At the World Social Forum in Dakar the Commons were a major issue, which is easy to explain by only describing a few aspects of the relation between the current economic model and the commons.
- enclosure of the commons is going on – often in a subtle, silent way: through Free Trade and Investment agreements on a bilateral, regional and global level. Those agreements represent a “bill of rights” for investors, while paralyzing the state and its capacity to regulate and threatening the potential of communities to reform and to re-organize their lives. While Land-, sea- and earthgrab – aka as Geoengeneering – are easy to identify as enclosure of the commons, the same process is less evident when we talk about the commodification of the tinniest bricks of material and life, i.e about new technologies. We are down to the nanoscale. It is therefore a mistake to think, that the limits of the Earth itself will prove the short-sightedness of the paradigm of perpetual growth. The fact is, as Richard Feynman explained decades ago: “There is plenty of room at the bottom.” The same holds true for biomass. ETC Group showed in recent report, that 67,3 % of the Earth’s biomass are not yet commodified and are now under attack. There is plenty of common pools resources to be commodified in the near future.
- the demand for perpetual economic growth as a built-in feature of the dominant economic model leads to perverse business strategies such as planned obsolescence. Those models are based on the exploitation of natural common pool resources and they systematically drive towards monopolization (the logic behind is “die or grow”, so whoever can will try to grow. There is nothing illogical in it.)
- the process of privatizing gains and socializing losses is very alive (the recent bail-out of banks by taxpayers money is just one of its examples). This process does confirm an historic experience: Within the current logic, both – Market AND State - tend to smash the commons. And common people have to pay for. This is not only dramatic for being essentially unfair. It is especially dramatic because – on a long run – this kind of enclosure of the social commons undermines and even destroys the capacity of communities to govern and protect their commons.

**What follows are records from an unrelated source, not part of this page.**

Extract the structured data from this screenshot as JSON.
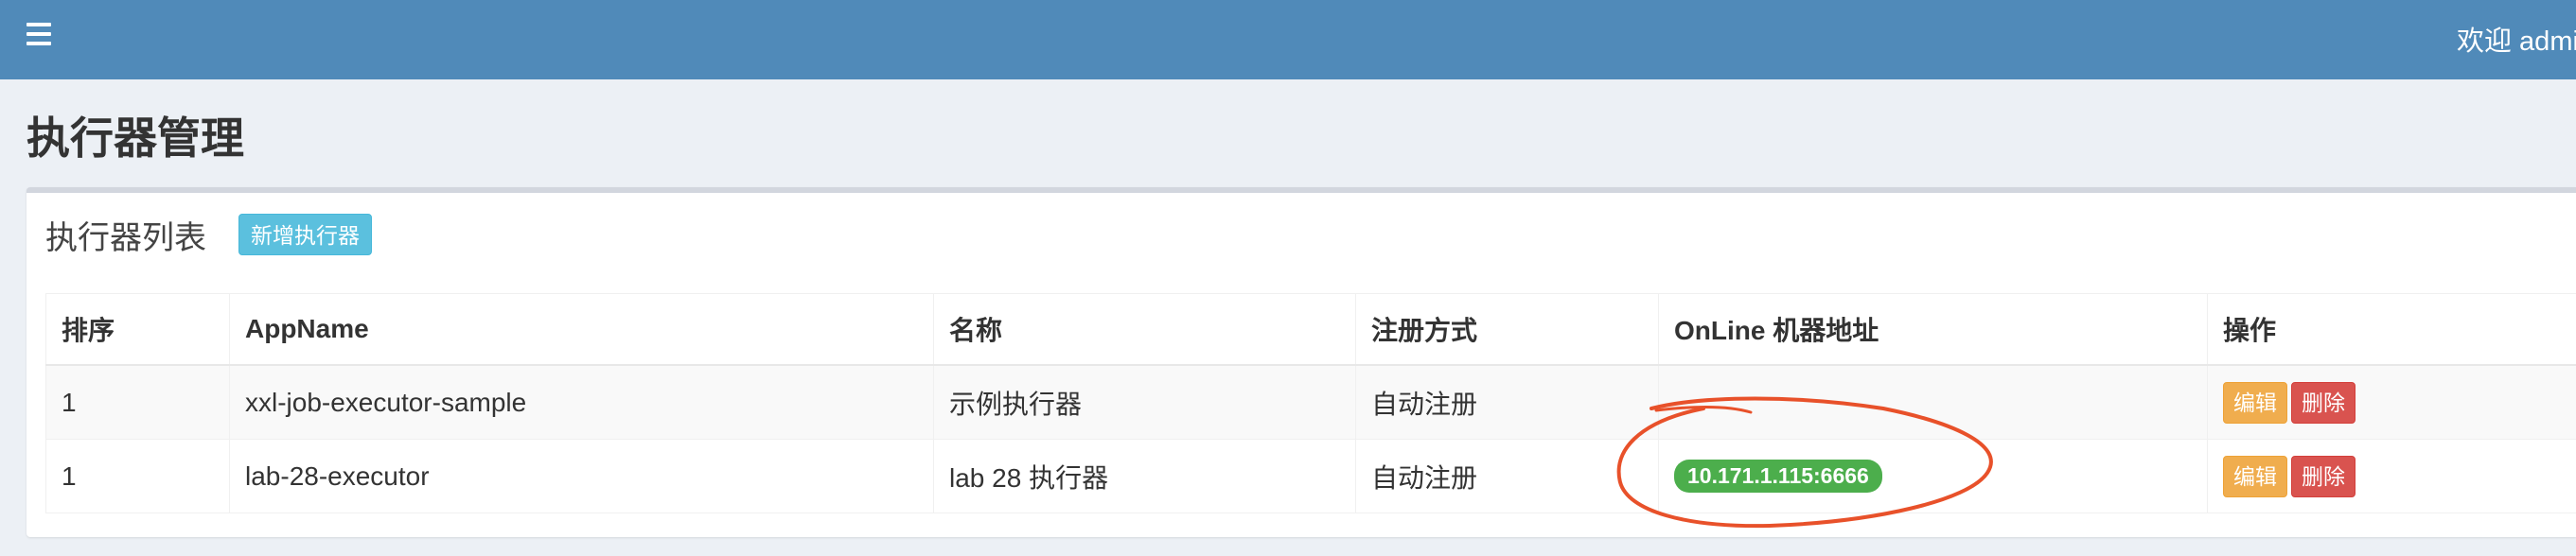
{
  "header": {
    "welcome_text": "欢迎 admi"
  },
  "page": {
    "title": "执行器管理"
  },
  "box": {
    "title": "执行器列表",
    "add_button_label": "新增执行器"
  },
  "table": {
    "columns": [
      "排序",
      "AppName",
      "名称",
      "注册方式",
      "OnLine 机器地址",
      "操作"
    ],
    "rows": [
      {
        "order": "1",
        "app_name": "xxl-job-executor-sample",
        "name": "示例执行器",
        "registry_type": "自动注册",
        "online_address": "",
        "edit_label": "编辑",
        "delete_label": "删除"
      },
      {
        "order": "1",
        "app_name": "lab-28-executor",
        "name": "lab 28 执行器",
        "registry_type": "自动注册",
        "online_address": "10.171.1.115:6666",
        "edit_label": "编辑",
        "delete_label": "删除"
      }
    ]
  },
  "colors": {
    "header_bg": "#508ab9",
    "online_badge": "#4cae4c",
    "edit_button": "#f0ad4e",
    "delete_button": "#d9534f",
    "annotation": "#e8512a"
  }
}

“I]n a capitalist democracy, the state is a dispenser of many valuable prizes. Whoever amasses the most political power wins the most valuable prizes.
The rewards include property rights, friendly regulators, subsidies, tax breaks, and free or cheap use of the commons…“
- there is a desperate need for a paradigm shift, a shift in the underlying core beliefs of how to organize society and of how to design policy based on those alternative core-beliefs. And we need to find a name for that alternative paradigm. I strongly believe, that if we want to get out of the mess, the most important thing is to stop focusing on solutions to specific problems. We have to realize what it really means, that we cannot (yet?) rely on the State as a defendor or enabler of the commons.
It is more than important, to say NO and to resist the silent enclosures, but it is even more important to work on this urgently needed and relatively “simple” shift in the way we look at this world. Ones we’ve done this we will be more sensitive to the millions of on the ground-solutions people create “at the edges” of the dominating model.
As the late Raymond Williams puts it:
“To be truly radical is to make hope possible rather than despair convincing.”
For me, the commons represent hope.
At the World Social Forum in Dakar the commons were not yet discussed as a new paradigm – instead they were present as “the Water commons”, as “natural commons” and as “Knowledge Commons” in different places. Each of the communities adressing the specific issue it feels comfortable with. This is a limit we’ll try to overcome next time, I was happy to find a lot of new allies in Dakar – from Mali, France, Bolivia, India or Brazil!
So, the proposal for the next World Social Forum in Porto Alegre is to propose the commons as a framing for the alternative paradigm (everybody talks about but only a few people try to describe), and to put this discussion at the very heart of the Forum. The idea is to design the commons debate in such a way that the whole power of the convergence of movements can really unfold.
At the GRAP Seminar, where I spoke with Susan George, Boaventura de Souza Santos, Joan Martinez Allier and others I could shortly present my ideas for how to describe the new paradigm from a commons perspective. Again, I don’t really care, if you call it Commons; Commons Based Peer-to-Peer Economy or Solidarity Economy or Buen Vivir … I care of the fact if people identify with the ideas, aims and core-beliefs described in the second column of the following table, which is an update of the one I recently published here (Many, many thanks to all those who with their comments contributed to further develop the table.)
(click on it for a better presentation)by deharris, Licence: CC: BY SA